This month JCW staff in Israel attended a conference for Israel’s new national police cyber unit “Maor” – dedicated to addressing internet-based violence and crimes against children. The conference saw representatives from police units all over the country, as well as international experts, and a number of non-governmental organisations addressing child sexual abuse and exploitation.
The information shared at this conference: the scenarios: the descriptions; most of all the numbers, were sobering. Cyber crimes against children run the gamut: child pornography; children lured using fake identities; sexting; sextortion; cyber bullying turned deadly- the list goes on.
As is often the case with each new frontier of abuse, we frequently hear from parents who believe that the frum community, with it’s limiting stance on social media, is somewhat shielded from this ever-growing issue. However, we have seen that not only is this not the case, our communities’ stance can oftentimes work to our children’s detriment.
The one safe-guard that seems to be universally agreed upon by all cyber security and child safety experts as a way to keep a handle on your child’s internet safety is by staying involved, aware, and in regular communication with your child about their online activity (see links below).
So let’s break that down.
If you believe your child doesn’t use the internet at all, and so you really haven’t discussed it with them,- you’re not involved.
If you have installed a filter and are relying on that alone to keep your child’s internet usage secure,- you are not aware.
If you don’t really understand all these apps and programs that your child has been using with their friends,- you are not in regular communication with your child about their online activity.
If you are a parent of a child growing up in 2017, you do not have the luxury of laughing off your child’s superior knowledge of technology with a “he understands this stuff better than I do!” Being uneducated about the potential dangers of the internet is no more reasonable than being uneducated about choking hazards left in the reach of your toddler.

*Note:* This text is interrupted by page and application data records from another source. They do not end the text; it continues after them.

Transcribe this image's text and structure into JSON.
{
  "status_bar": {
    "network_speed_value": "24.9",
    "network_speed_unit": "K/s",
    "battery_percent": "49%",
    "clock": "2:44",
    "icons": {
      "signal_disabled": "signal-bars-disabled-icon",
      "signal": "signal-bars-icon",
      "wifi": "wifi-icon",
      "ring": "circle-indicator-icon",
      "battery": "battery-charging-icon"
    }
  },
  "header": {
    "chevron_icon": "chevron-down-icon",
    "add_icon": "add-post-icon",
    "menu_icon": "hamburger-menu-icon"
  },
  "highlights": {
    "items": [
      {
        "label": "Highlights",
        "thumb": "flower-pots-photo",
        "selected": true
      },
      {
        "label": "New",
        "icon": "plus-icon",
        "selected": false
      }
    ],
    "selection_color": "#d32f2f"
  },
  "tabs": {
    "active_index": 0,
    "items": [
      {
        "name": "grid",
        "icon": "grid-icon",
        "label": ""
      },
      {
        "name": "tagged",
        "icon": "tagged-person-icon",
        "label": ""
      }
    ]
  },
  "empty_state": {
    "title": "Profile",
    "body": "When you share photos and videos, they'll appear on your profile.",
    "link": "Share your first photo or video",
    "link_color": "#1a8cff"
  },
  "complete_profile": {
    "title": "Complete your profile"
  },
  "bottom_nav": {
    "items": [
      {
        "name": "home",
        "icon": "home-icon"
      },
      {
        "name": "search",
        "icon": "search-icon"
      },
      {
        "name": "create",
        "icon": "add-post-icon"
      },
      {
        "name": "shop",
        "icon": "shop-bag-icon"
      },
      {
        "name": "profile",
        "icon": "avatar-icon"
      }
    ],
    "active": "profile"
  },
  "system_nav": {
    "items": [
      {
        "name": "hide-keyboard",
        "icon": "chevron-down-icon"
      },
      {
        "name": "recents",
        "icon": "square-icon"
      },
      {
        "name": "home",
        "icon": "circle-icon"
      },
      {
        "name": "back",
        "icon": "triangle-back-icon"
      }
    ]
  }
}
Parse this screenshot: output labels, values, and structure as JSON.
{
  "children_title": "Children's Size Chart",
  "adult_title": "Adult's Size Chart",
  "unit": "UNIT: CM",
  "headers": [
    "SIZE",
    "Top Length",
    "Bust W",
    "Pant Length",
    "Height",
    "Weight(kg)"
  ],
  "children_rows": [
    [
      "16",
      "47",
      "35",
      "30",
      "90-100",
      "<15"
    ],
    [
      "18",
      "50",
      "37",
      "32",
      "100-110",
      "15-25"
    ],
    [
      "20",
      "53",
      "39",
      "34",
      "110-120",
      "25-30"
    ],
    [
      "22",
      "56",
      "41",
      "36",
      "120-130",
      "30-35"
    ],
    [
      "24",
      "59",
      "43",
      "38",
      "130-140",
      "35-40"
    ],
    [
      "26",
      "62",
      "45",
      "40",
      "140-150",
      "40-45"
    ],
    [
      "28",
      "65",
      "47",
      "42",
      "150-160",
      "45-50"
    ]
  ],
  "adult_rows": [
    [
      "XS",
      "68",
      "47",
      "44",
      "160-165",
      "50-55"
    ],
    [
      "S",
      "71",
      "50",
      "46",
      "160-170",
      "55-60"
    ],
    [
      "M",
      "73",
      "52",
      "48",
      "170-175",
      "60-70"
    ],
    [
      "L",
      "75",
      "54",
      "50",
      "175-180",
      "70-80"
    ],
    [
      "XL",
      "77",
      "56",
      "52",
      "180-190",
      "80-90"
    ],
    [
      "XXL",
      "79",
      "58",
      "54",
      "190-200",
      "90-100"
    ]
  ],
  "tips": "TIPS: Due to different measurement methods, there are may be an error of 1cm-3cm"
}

As fast as new social media platforms and apps show up, sex offenders find a way to use and manipulate them to gain access and exploit minors. Their reach is vast, and their victim pool limitless.
Unlike contact-based sexual abuse where offenders are usually limited by geographical proximity, online sex offenders can reach your children from across the world when they are at home, completely alone.
At JCW we can tell you that our community does not make children impervious to the realities of online sexual exploitation. Frum teens blackmailed into sharing nude photos, school-children accidentally happening upon graphic sexual images and falling into the very dark world of online pornography, pre-teens waking up to photos of themselves in their underwear all over the internet- and in every case, parents utterly shocked and confused.
Starting next month, JCW is going to be running an Ask the Expert discussion via Facebook Live once a month. Our expert for the month of June will be Benny Forer, Deputy District Attorney with the Cyber Crimes Unit, lecturer at University of Southern California in cyber and privacy law, and advisor to Jewish Community Watch.
This is your chance to ask all of your questions about how to keep your children safe on the internet! Send us your questions in advance to email@example.com or message us on Facebook (please specify if you want your name kept anonymous), or check in to ask while we’re live on Wednesday June 7th at 8:30 pm EST.
Below are a number of articles with more information on this subject.